Fear and self-preservation are part of human nature. However, sometimes we are called to go against those natural instincts and take risks.
I am a worrier and I’ll be the first person to admit that. If the roads are potentially bad, I won’t go out. If the words “potentially fatal” or “may result in bodily harm” are on a release, I generally won’t participate. I always have taken the stance that if there’s no real reason to put yourself in harm’s way, then why do it? This past summer I was introduced to a quote that has made a huge difference in my life and made me reconsider my philosophy.
“A ship in a harbor is safe, but that’s not what ships were made for.”

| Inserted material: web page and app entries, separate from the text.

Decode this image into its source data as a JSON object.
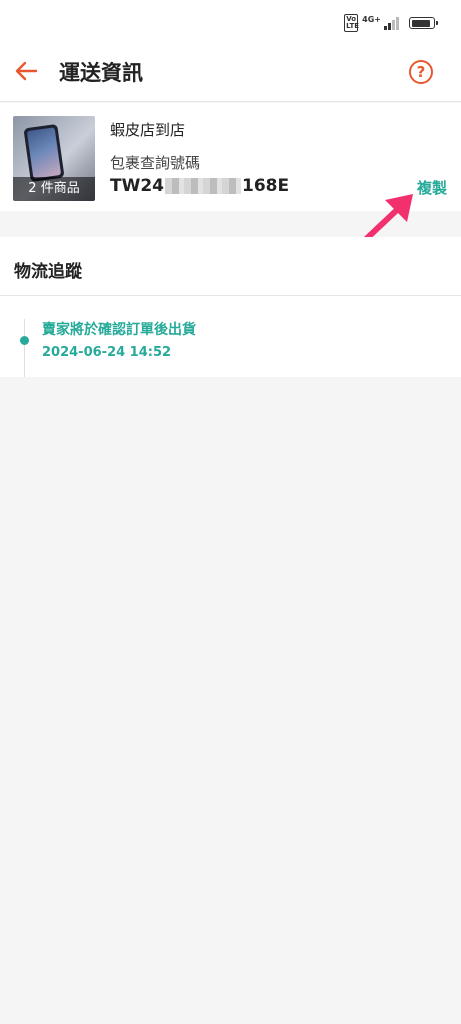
{
  "status_bar": {
    "volte": "Vo LTE",
    "network": "4G+"
  },
  "header": {
    "title": "運送資訊",
    "help_glyph": "?"
  },
  "order": {
    "thumbnail_caption": "2 件商品",
    "store": "蝦皮店到店",
    "tracking_label": "包裹查詢號碼",
    "tracking_prefix": "TW24",
    "tracking_suffix": "168E",
    "copy_label": "複製"
  },
  "tracking": {
    "section_title": "物流追蹤",
    "events": [
      {
        "description": "賣家將於確認訂單後出貨",
        "time": "2024-06-24 14:52"
      }
    ]
  },
  "colors": {
    "accent": "#e8572f",
    "teal": "#26aa99",
    "arrow": "#f2306e"
  },
  "icons": [
    "back-arrow-icon",
    "help-icon",
    "battery-icon",
    "signal-icon"
  ]
}
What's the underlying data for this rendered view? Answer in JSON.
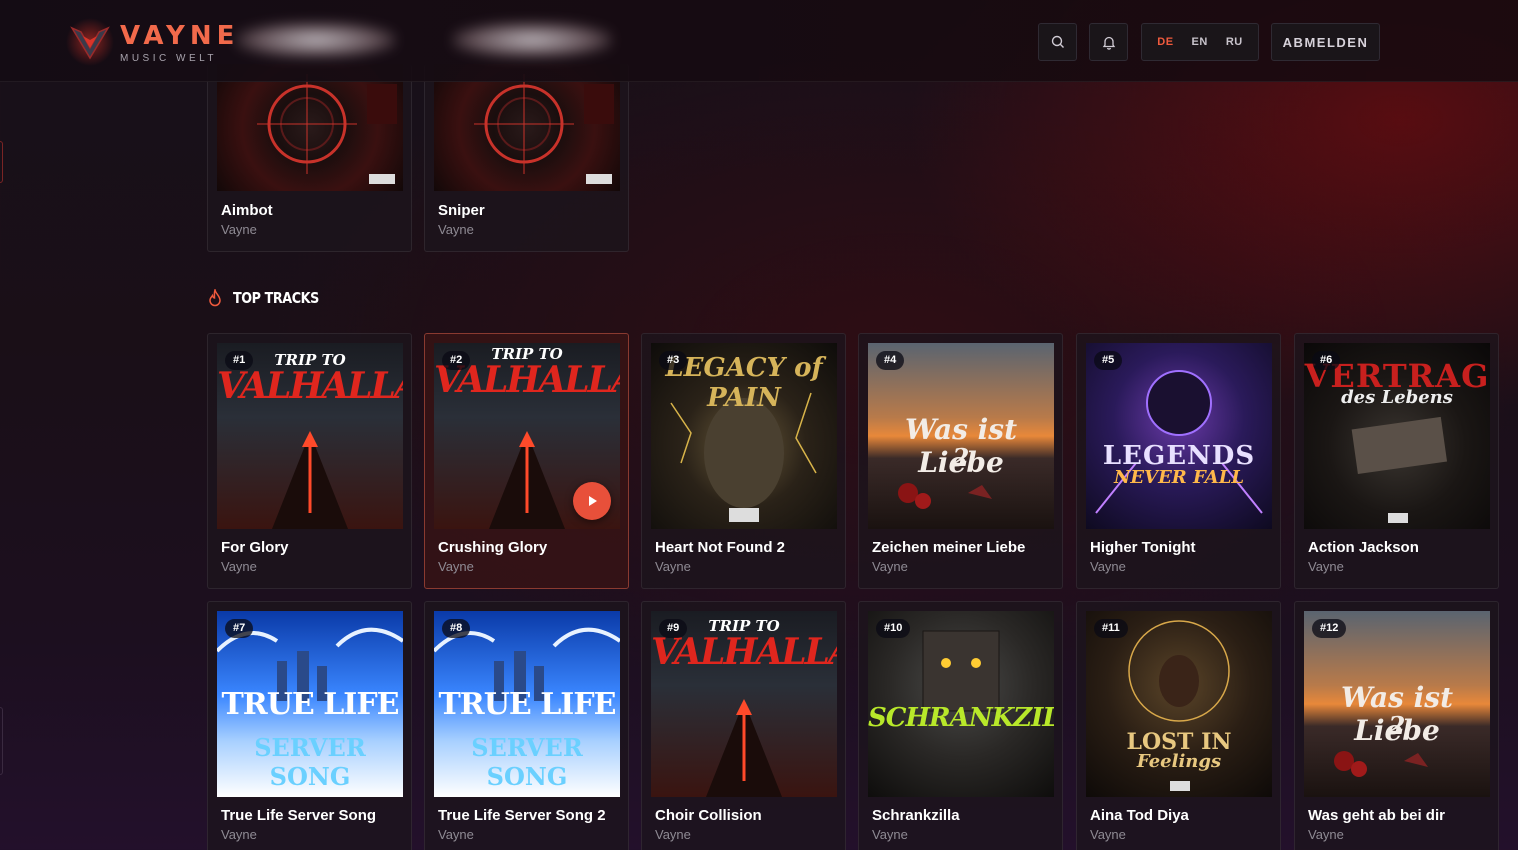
{
  "brand": {
    "name": "VAYNE",
    "tagline": "MUSIC WELT"
  },
  "header": {
    "languages": [
      {
        "code": "DE",
        "active": true
      },
      {
        "code": "EN",
        "active": false
      },
      {
        "code": "RU",
        "active": false
      }
    ],
    "logout_label": "ABMELDEN"
  },
  "colors": {
    "accent": "#ef5a3d",
    "muted": "#8e8a93"
  },
  "top_cards": [
    {
      "title": "Aimbot",
      "artist": "Vayne"
    },
    {
      "title": "Sniper",
      "artist": "Vayne"
    }
  ],
  "top_tracks": {
    "title": "TOP TRACKS",
    "icon": "flame-icon",
    "tracks": [
      {
        "rank": "#1",
        "title": "For Glory",
        "artist": "Vayne",
        "cover": "TRIP TO VALHALLA"
      },
      {
        "rank": "#2",
        "title": "Crushing Glory",
        "artist": "Vayne",
        "cover": "TRIP TO VALHALLA"
      },
      {
        "rank": "#3",
        "title": "Heart Not Found 2",
        "artist": "Vayne",
        "cover": "LEGACY OF PAIN"
      },
      {
        "rank": "#4",
        "title": "Zeichen meiner Liebe",
        "artist": "Vayne",
        "cover": "Was ist Liebe 2"
      },
      {
        "rank": "#5",
        "title": "Higher Tonight",
        "artist": "Vayne",
        "cover": "LEGENDS NEVER FALL"
      },
      {
        "rank": "#6",
        "title": "Action Jackson",
        "artist": "Vayne",
        "cover": "VERTRAG des Lebens"
      },
      {
        "rank": "#7",
        "title": "True Life Server Song",
        "artist": "Vayne",
        "cover": "TRUE LIFE SERVER SONG"
      },
      {
        "rank": "#8",
        "title": "True Life Server Song 2",
        "artist": "Vayne",
        "cover": "TRUE LIFE SERVER SONG"
      },
      {
        "rank": "#9",
        "title": "Choir Collision",
        "artist": "Vayne",
        "cover": "TRIP TO VALHALLA"
      },
      {
        "rank": "#10",
        "title": "Schrankzilla",
        "artist": "Vayne",
        "cover": "SCHRANKZILLA"
      },
      {
        "rank": "#11",
        "title": "Aina Tod Diya",
        "artist": "Vayne",
        "cover": "LOST IN Feelings"
      },
      {
        "rank": "#12",
        "title": "Was geht ab bei dir",
        "artist": "Vayne",
        "cover": "Was ist Liebe 2"
      }
    ]
  }
}
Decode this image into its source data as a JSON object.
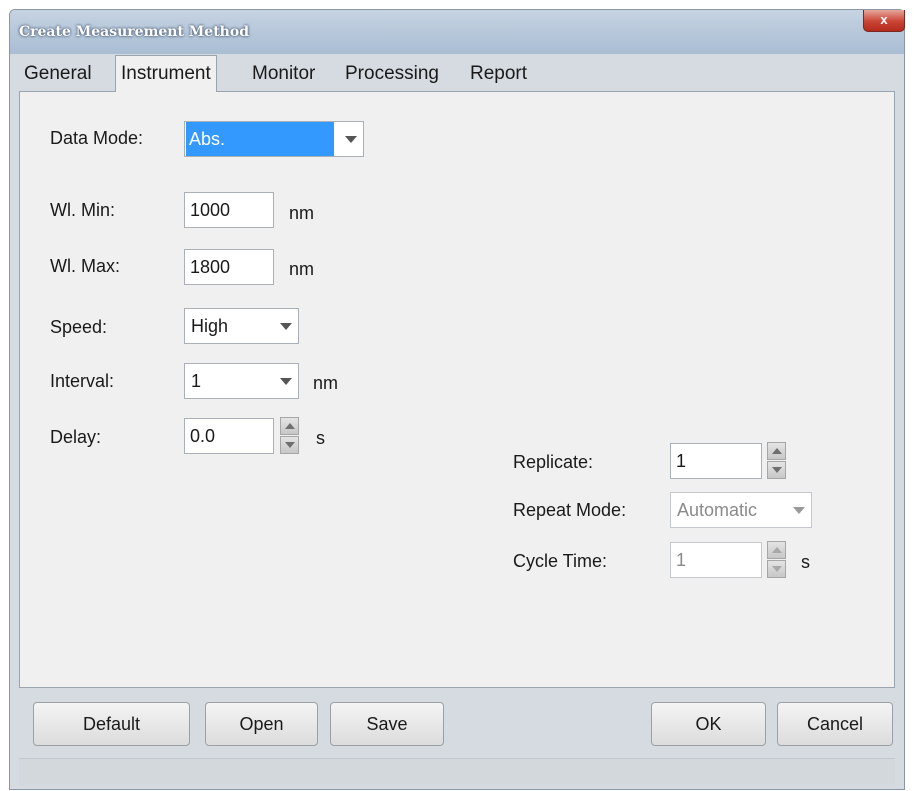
{
  "window": {
    "title": "Create Measurement Method",
    "close_label": "x"
  },
  "tabs": [
    {
      "label": "General"
    },
    {
      "label": "Instrument"
    },
    {
      "label": "Monitor"
    },
    {
      "label": "Processing"
    },
    {
      "label": "Report"
    }
  ],
  "active_tab": "Instrument",
  "form": {
    "data_mode": {
      "label": "Data Mode:",
      "value": "Abs."
    },
    "wl_min": {
      "label": "Wl. Min:",
      "value": "1000",
      "unit": "nm"
    },
    "wl_max": {
      "label": "Wl. Max:",
      "value": "1800",
      "unit": "nm"
    },
    "speed": {
      "label": "Speed:",
      "value": "High"
    },
    "interval": {
      "label": "Interval:",
      "value": "1",
      "unit": "nm"
    },
    "delay": {
      "label": "Delay:",
      "value": "0.0",
      "unit": "s"
    },
    "replicate": {
      "label": "Replicate:",
      "value": "1"
    },
    "repeat_mode": {
      "label": "Repeat Mode:",
      "value": "Automatic"
    },
    "cycle_time": {
      "label": "Cycle Time:",
      "value": "1",
      "unit": "s"
    }
  },
  "buttons": {
    "default": "Default",
    "open": "Open",
    "save": "Save",
    "ok": "OK",
    "cancel": "Cancel"
  },
  "colors": {
    "selection": "#3399ff",
    "titlebar": "#a9bdd3",
    "close": "#c94434"
  }
}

I had to hear it several times before the message really hit me and I slowly began to realize how true that is. Whether it’s emotional risk, physical risk, or spiritual risk, we often cheat ourselves and our brothers and sisters around the world because we are afraid of risk. As I think about the most rewarding experiences I have had, they were all ones that involved a huge amount of risk. From going to college out of state to building a house in Juarez, Mexico, some of the most faith-based decisions I have made have been the boldest and riskiest of my life.
The one risk that stands out to me the most was my decision to study abroad for a month in Tanzania last year. I remember when I first felt called to go abroad I also began to feel terror. How would I survive such a trip? I was used to having a hospital within a fifteen minute drive, to having food that had passed quality checks, and falling asleep without the fear of getting malaria. The thought of spending a month in a country with none of those basic assurances I had in the United States was more than enough to raise my blood pressure. However, I still went on the trip because I knew this was a risk I had to take and because I was incredibly lucky to have a family that supported my decision and a school that promised me the safest experience possible. I remember the night before I left for the trip I cried to my roommate, giving her careful instructions on what she should do if I died while I was in Tanzania. The next morning I grabbed my bags and left, unsure if I’d ever come back.

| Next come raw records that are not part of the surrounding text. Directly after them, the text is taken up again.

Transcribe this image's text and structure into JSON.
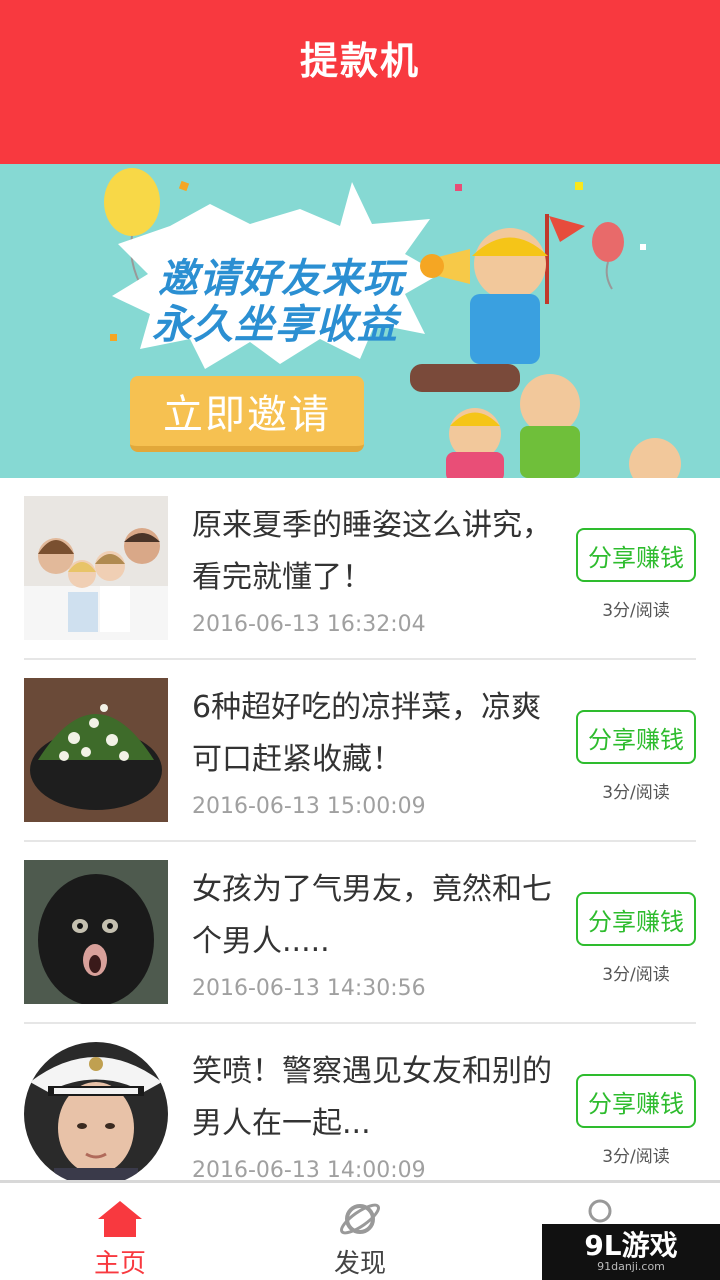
{
  "header": {
    "title": "提款机"
  },
  "banner": {
    "line1": "邀请好友来玩",
    "line2": "永久坐享收益",
    "button_label": "立即邀请"
  },
  "articles": [
    {
      "title": "原来夏季的睡姿这么讲究，看完就懂了！",
      "date": "2016-06-13 16:32:04",
      "share_label": "分享赚钱",
      "reward": "3分/阅读",
      "thumb": "family-sleeping-image"
    },
    {
      "title": "6种超好吃的凉拌菜，凉爽可口赶紧收藏！",
      "date": "2016-06-13 15:00:09",
      "share_label": "分享赚钱",
      "reward": "3分/阅读",
      "thumb": "salad-bowl-image"
    },
    {
      "title": "女孩为了气男友，竟然和七个男人.....",
      "date": "2016-06-13 14:30:56",
      "share_label": "分享赚钱",
      "reward": "3分/阅读",
      "thumb": "monkey-image"
    },
    {
      "title": "笑喷！警察遇见女友和别的男人在一起...",
      "date": "2016-06-13 14:00:09",
      "share_label": "分享赚钱",
      "reward": "3分/阅读",
      "thumb": "police-woman-image"
    }
  ],
  "tabs": [
    {
      "label": "主页",
      "icon": "home-icon",
      "active": true
    },
    {
      "label": "发现",
      "icon": "planet-icon",
      "active": false
    },
    {
      "label": "",
      "icon": "user-icon",
      "active": false
    }
  ],
  "watermark": {
    "main": "9L游戏",
    "sub": "91danji.com"
  },
  "colors": {
    "brand_red": "#f8393f",
    "share_green": "#2ebc2e",
    "banner_teal": "#86d9d3"
  }
}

What I found in Tanzania was the beauty of living in the moment and the freedom of living in a society that values people. At the end of the trip I realized most of my fears were unfounded and the trip proved to be one of the most catalytic in my 21 years of life. That month I learned about the huge payoff that can come from taking a risk like traveling abroad. I plan to return to Tanzania this May to study more, but mostly because I feel called to return. Again I feel anxious at the prospect but I am continually learning to trust God to care for me.
As humans we can spend our entire life being careful, avoiding illness and injury. But the bottom line is, if we are always careful and not willing to take risks, not only do we miss out on awesome opportunities, we aren’t the best Christians we can be. It’s about going to spend time eating with people at the food bank and hearing their stories rather than just donating a few canned goods every month. This calling means that we take the time out of our busy weeks to volunteer with disadvantaged children or in the hospital. For you, this calling probably means picking something that makes you uncomfortable or anxious, and embracing it. Being a person of faith means taking those risks-be they emotional, physical or spiritual-because we know that while a Christian feels safe at home and in their congregation on Sunday morning, that’s not what we were made for.